mesocortical system: from VTA to PFC; involved in formation of short term memories, planning, strategy preparation

30

norepinephrine

found in ANS
dopamine is converted into norepinephrine through dopamine B-hydroxylase enzyme
neurons that release norepinephrine are noradrenergic
increase vigilance 

cell bodies that release NE located in medulla & pons 

31

serotonin

plays role in regulation of mood, sleep, arousal, and regulation of pain
cell bodies in raphe nuclei of midbrain, pons and medula
 

32

peptides

2 or more amino acids linked by a peptide bond
produced from larger polypeptides that are broken down 
released from all parts of the terminal button

act on receptors belonging to other cells close by
once released, they are destroyed by enzymes

(example: endorphins)

33

lipids

can transmit messages between cells
endocannabinoids are best known for analgesia, sedation, appetite, and reduction of nausea
not as many receptors in the brain stem 
 

34

nucleosides

compund that consists of a sugar molecule bound with a purine or pyramidine base
adenosine: a nucleoside that is released by astrocytes when neurons are short on fuel and oxygen and activates receptors that dialate blood vessels. accumulates while awake, decreases during sleep. 

35

soluble gases

nitric oxide and carbon monoxide are used to help neurons communicate
nitric oxide controls muscles in intestines, dialates blood vessels in brain, and changes blood vessels in erections
carbon monoxide controls muscles in intestines and dialates blood vessels in the brain

36

Why do drugs differ in their effectiveness?

1.  Different sites of action 

e.g. morphine & aspirin -both analgesics

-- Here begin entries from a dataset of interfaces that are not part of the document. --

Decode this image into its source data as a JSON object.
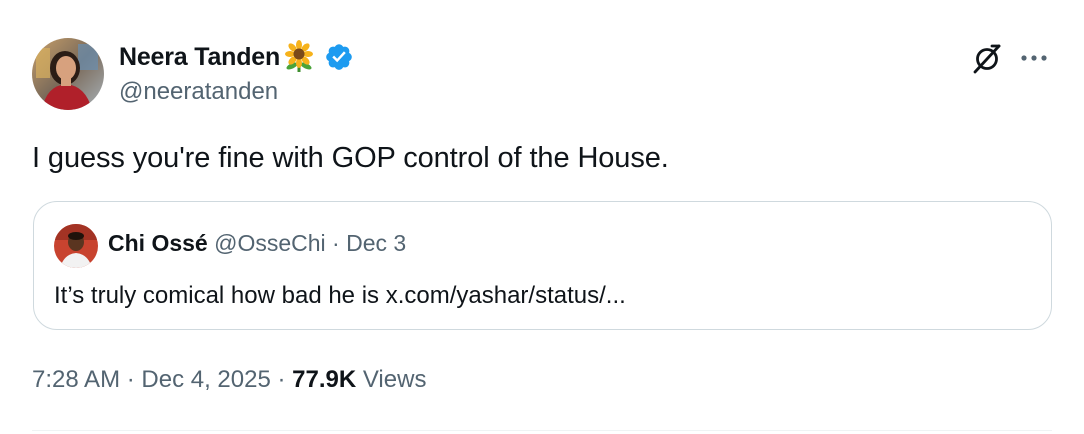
{
  "author": {
    "display_name": "Neera Tanden",
    "handle": "@neeratanden",
    "emoji": "🌻"
  },
  "tweet": {
    "text": "I guess you're fine with GOP control of the House."
  },
  "quote": {
    "display_name": "Chi Ossé",
    "handle": "@OsseChi",
    "separator": " · ",
    "date": "Dec 3",
    "text": "It’s truly comical how bad he is x.com/yashar/status/..."
  },
  "meta": {
    "time": "7:28 AM",
    "separator": " · ",
    "date": "Dec 4, 2025",
    "separator2": " · ",
    "views_count": "77.9K",
    "views_label": " Views"
  },
  "colors": {
    "primary_text": "#0f1419",
    "secondary_text": "#536471",
    "verified_blue": "#1d9bf0",
    "border": "#cfd9de"
  }
}
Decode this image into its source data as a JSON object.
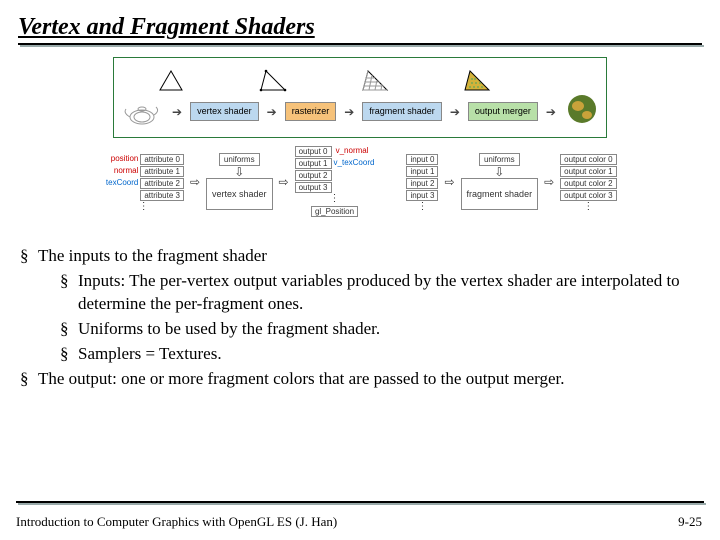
{
  "title": "Vertex and Fragment Shaders",
  "pipeline": {
    "stages": [
      "vertex\nshader",
      "rasterizer",
      "fragment\nshader",
      "output\nmerger"
    ]
  },
  "dataflow": {
    "uniforms_label": "uniforms",
    "vs": "vertex\nshader",
    "fs": "fragment\nshader",
    "vs_in_labels": [
      "position",
      "normal",
      "texCoord"
    ],
    "vs_in": [
      "attribute 0",
      "attribute 1",
      "attribute 2",
      "attribute 3"
    ],
    "vs_out": [
      "output 0",
      "output 1",
      "output 2",
      "output 3"
    ],
    "vs_out_labels": [
      "v_normal",
      "v_texCoord"
    ],
    "gl_position": "gl_Position",
    "fs_in": [
      "input 0",
      "input 1",
      "input 2",
      "input 3"
    ],
    "fs_out": [
      "output color 0",
      "output color 1",
      "output color 2",
      "output color 3"
    ]
  },
  "bullets": [
    {
      "text": "The inputs to the fragment shader",
      "children": [
        "Inputs: The per-vertex output variables produced by the vertex shader are interpolated to determine the per-fragment ones.",
        "Uniforms to be used by the fragment shader.",
        "Samplers = Textures."
      ]
    },
    {
      "text": "The output: one or more fragment colors that are passed to the output merger."
    }
  ],
  "footer": "Introduction to Computer Graphics with OpenGL ES (J. Han)",
  "page": "9-25"
}
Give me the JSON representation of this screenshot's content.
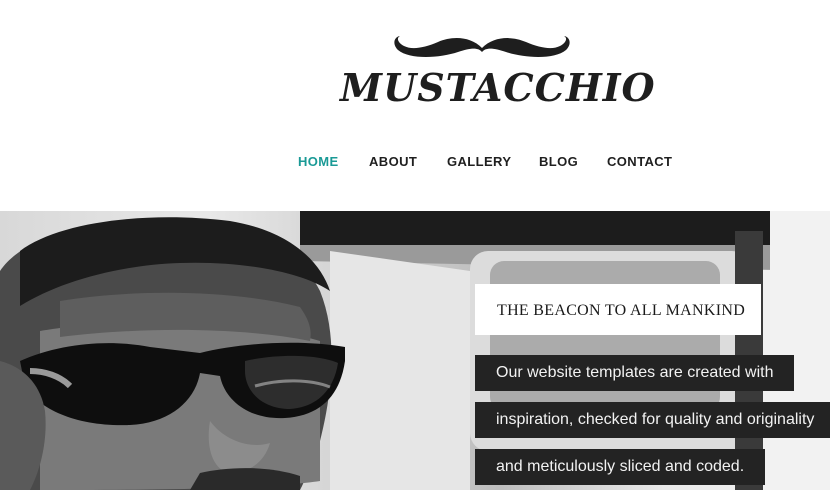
{
  "header": {
    "logo_text": "MUSTACCHIO"
  },
  "nav": {
    "items": [
      {
        "label": "HOME",
        "active": true
      },
      {
        "label": "ABOUT",
        "active": false
      },
      {
        "label": "GALLERY",
        "active": false
      },
      {
        "label": "BLOG",
        "active": false
      },
      {
        "label": "CONTACT",
        "active": false
      }
    ]
  },
  "hero": {
    "title": "THE BEACON TO ALL MANKIND",
    "lines": [
      "Our website templates are created with",
      "inspiration, checked for quality and originality",
      "and meticulously sliced and coded."
    ]
  },
  "colors": {
    "accent": "#1a9a96",
    "text": "#1f1f1f",
    "banner_bg": "#232323"
  },
  "icons": [
    "mustache-logo-icon"
  ]
}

morphine site-neurons involved in pain perception

aspirin site- reduces chemical messenger of pain 

2. Affinity of drug to site of action and efficacy